-- Work required --
Among the records below, find the lines that contain "September" and copy each of them.

[Records shown]

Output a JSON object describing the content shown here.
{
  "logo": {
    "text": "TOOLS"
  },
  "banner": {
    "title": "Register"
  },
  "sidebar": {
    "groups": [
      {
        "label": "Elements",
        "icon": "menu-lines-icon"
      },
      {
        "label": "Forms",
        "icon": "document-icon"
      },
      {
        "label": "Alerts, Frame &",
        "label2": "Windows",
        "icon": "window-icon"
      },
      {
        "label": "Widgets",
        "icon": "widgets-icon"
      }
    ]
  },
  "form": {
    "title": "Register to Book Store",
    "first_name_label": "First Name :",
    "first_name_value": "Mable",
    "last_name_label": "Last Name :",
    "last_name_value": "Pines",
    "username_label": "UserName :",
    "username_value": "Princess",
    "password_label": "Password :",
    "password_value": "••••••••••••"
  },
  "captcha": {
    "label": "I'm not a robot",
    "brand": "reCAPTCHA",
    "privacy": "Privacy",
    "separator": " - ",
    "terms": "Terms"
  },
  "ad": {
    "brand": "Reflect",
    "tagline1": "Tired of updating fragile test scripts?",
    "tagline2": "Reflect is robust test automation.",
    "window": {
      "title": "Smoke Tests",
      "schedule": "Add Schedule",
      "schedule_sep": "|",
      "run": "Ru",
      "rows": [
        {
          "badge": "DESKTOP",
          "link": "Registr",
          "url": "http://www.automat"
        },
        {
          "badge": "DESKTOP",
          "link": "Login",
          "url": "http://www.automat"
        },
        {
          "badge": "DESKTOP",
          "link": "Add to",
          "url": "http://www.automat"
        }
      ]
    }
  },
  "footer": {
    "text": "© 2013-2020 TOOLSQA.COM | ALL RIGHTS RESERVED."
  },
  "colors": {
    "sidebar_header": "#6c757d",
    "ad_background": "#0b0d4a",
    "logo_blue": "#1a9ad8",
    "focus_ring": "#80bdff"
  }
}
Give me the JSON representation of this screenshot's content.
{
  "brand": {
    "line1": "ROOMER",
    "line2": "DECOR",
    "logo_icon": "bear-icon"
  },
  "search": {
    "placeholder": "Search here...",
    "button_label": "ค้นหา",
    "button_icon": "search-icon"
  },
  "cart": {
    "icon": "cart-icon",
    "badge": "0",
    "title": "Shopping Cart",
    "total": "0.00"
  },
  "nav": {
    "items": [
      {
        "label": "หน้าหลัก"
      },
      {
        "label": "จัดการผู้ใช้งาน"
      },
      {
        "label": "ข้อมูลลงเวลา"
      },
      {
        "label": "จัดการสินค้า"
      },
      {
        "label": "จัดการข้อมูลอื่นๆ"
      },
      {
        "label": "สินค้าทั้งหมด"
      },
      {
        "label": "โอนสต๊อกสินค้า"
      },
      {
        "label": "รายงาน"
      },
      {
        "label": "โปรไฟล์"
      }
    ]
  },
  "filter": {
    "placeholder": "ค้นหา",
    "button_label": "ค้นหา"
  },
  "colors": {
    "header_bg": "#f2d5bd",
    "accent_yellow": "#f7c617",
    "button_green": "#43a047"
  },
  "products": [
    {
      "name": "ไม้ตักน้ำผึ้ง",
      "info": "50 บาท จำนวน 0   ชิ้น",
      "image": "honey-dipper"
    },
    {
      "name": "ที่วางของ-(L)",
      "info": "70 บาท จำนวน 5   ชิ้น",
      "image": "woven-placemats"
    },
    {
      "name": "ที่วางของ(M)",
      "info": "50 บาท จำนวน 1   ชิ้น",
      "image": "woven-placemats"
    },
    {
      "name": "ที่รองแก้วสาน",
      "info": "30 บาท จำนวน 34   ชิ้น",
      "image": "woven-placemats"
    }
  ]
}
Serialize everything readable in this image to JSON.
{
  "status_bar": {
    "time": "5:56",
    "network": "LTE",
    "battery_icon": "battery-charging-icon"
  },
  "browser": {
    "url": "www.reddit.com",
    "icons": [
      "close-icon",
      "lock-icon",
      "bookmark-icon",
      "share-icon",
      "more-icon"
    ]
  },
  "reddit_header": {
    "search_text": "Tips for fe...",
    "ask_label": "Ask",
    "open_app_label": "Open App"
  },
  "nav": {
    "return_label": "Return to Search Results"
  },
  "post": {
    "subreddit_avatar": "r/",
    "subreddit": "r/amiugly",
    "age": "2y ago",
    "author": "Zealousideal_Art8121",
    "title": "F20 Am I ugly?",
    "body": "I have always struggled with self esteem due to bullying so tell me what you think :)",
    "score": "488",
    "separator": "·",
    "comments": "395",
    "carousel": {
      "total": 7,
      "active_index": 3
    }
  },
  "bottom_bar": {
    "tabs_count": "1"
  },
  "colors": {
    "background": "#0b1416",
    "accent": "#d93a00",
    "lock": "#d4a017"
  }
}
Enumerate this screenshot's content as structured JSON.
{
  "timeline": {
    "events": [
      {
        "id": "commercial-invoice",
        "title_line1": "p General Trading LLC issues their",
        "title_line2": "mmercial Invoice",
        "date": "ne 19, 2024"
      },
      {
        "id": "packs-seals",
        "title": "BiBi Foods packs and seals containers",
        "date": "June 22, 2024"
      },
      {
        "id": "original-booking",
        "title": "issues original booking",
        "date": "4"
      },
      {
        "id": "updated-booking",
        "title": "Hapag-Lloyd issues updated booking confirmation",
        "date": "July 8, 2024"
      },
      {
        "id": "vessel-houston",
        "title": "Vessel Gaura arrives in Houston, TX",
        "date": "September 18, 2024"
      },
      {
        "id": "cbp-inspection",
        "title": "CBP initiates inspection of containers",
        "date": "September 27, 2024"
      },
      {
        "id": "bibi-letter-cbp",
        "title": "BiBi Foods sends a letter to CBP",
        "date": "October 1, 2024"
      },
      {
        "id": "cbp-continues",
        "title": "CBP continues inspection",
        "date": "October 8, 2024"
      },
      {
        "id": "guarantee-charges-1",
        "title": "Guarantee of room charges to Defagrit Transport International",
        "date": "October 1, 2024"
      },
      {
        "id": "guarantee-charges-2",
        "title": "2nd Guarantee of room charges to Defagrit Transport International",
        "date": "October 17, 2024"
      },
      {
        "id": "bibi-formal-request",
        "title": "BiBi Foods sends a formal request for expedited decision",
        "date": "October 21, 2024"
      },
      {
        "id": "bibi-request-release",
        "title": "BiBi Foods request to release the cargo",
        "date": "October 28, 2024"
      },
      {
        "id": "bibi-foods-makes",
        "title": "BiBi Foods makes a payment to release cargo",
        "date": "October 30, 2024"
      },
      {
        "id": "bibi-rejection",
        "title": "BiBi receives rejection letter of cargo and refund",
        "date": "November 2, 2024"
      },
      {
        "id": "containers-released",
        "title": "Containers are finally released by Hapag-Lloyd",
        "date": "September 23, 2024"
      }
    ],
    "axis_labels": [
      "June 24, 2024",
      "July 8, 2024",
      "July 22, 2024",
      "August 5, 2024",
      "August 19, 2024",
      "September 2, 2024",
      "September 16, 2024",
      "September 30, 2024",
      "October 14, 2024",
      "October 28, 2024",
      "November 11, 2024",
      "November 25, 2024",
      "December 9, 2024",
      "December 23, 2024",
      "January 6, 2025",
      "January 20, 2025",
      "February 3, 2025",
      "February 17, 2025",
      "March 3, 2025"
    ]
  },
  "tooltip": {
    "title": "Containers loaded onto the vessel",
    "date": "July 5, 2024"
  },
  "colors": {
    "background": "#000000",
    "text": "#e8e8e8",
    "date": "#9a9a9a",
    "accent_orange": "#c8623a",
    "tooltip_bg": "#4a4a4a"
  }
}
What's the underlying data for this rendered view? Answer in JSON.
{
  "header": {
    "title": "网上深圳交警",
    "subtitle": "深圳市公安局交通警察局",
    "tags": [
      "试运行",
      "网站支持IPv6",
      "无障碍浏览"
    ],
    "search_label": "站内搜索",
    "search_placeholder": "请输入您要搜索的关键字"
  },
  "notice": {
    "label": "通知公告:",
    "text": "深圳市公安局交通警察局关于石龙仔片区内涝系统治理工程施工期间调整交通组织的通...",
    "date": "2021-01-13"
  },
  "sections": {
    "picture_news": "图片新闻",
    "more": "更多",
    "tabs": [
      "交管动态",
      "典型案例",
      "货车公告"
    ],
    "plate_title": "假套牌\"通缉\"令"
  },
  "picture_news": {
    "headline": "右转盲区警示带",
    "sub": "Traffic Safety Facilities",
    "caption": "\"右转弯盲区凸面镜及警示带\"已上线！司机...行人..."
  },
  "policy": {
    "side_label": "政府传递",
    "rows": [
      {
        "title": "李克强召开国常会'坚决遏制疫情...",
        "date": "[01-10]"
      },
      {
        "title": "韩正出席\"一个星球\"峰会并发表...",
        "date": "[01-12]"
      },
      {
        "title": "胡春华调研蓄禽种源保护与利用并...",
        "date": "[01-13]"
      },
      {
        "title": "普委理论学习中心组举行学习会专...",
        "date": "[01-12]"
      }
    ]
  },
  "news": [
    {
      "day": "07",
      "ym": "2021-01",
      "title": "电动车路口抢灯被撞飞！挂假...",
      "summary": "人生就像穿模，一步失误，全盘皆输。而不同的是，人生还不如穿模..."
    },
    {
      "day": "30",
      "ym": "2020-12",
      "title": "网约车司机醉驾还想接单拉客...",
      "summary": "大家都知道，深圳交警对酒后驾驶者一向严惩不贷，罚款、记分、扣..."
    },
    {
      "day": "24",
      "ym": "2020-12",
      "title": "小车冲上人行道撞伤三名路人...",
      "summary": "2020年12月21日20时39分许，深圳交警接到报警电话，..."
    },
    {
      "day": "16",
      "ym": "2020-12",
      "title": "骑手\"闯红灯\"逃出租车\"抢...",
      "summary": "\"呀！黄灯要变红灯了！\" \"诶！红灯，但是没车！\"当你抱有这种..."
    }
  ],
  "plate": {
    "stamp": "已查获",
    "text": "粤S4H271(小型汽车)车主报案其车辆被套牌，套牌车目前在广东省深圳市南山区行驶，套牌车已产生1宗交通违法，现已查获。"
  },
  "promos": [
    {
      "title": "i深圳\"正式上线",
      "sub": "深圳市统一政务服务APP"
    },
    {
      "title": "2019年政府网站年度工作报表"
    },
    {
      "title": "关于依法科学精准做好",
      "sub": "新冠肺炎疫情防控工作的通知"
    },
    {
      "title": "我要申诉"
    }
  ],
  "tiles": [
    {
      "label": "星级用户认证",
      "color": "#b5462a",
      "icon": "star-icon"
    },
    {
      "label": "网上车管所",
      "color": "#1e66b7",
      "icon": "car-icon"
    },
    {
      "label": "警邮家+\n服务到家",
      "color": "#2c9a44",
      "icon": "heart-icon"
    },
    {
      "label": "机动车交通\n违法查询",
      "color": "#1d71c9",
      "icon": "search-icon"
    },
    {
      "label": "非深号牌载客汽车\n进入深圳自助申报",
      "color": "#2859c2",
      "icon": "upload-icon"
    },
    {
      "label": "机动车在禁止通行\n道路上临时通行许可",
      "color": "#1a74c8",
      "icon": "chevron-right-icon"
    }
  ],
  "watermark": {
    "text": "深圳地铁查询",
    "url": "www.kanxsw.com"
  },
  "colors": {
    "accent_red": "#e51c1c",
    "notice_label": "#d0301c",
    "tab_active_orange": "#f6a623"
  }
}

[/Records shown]

-- Task result --
        "date": "September 18, 2024"
        "date": "September 27, 2024"
        "date": "September 23, 2024"
      "September 2, 2024",
      "September 16, 2024",
      "September 30, 2024",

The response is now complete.